Gangabal Yatra was very important for Kashmari Pandits in the past and continued even in odd circumstances. Even Pandit Jawaharlal Nehru had performed this Yatra in August 1945, when he came to Kashmir to participate in Sopore session of National Conference.

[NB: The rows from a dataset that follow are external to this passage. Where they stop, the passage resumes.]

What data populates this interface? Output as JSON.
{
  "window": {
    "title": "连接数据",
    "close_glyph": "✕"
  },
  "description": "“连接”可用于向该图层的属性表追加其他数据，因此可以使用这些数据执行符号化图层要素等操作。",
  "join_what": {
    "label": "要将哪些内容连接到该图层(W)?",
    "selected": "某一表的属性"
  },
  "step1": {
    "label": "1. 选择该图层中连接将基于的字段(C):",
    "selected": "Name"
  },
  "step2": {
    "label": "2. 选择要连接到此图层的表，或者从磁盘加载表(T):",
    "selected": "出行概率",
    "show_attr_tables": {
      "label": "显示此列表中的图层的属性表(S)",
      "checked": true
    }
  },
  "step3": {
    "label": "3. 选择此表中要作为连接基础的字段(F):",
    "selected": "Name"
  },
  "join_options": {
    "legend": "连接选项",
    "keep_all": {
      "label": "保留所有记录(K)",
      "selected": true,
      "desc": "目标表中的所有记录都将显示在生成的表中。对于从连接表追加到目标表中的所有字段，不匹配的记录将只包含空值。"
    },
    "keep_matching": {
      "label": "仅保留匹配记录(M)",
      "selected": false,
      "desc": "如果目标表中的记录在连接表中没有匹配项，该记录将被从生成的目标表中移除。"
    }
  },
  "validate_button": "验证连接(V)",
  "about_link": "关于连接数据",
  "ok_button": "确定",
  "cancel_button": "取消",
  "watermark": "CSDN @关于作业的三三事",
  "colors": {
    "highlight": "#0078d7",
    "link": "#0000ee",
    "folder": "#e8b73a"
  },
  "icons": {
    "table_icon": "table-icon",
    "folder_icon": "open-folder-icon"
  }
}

As per Dr Agnisheker, there are references of Gangabal lake and halting stations in ancient books of Kashmir and Kashmiri folk songs. The Yatra was performed regularly up to 1989. Due to unavoidable circumstances presently, the annual Yatra has been stopped but individually the devotees are still going to Gangabal for pilgrimage. The original Yatra was performed through two routes.The pilgrims were going via Vasoon, and the journey was divided into a number of halting stations like Vasoon, Nuner, Nandikul, Dukhchoure and Sukhchour.The last station is Nandikul (about 300 meter below Gangabal). It is believed that by performing the Yatra of Gangabal and having a dip in the lake, one gets Salvation. It is also believed that Lord Shiva and Parvati Ji are living on the top of Harmukh which mostly remains covered with fog. Every year on the eve of Bhadoon Ashtami pilgrims have a dip in the lake and offer Sharads to their (dead relatives) and release the bones of their relatives in the water of the lake who died during the year.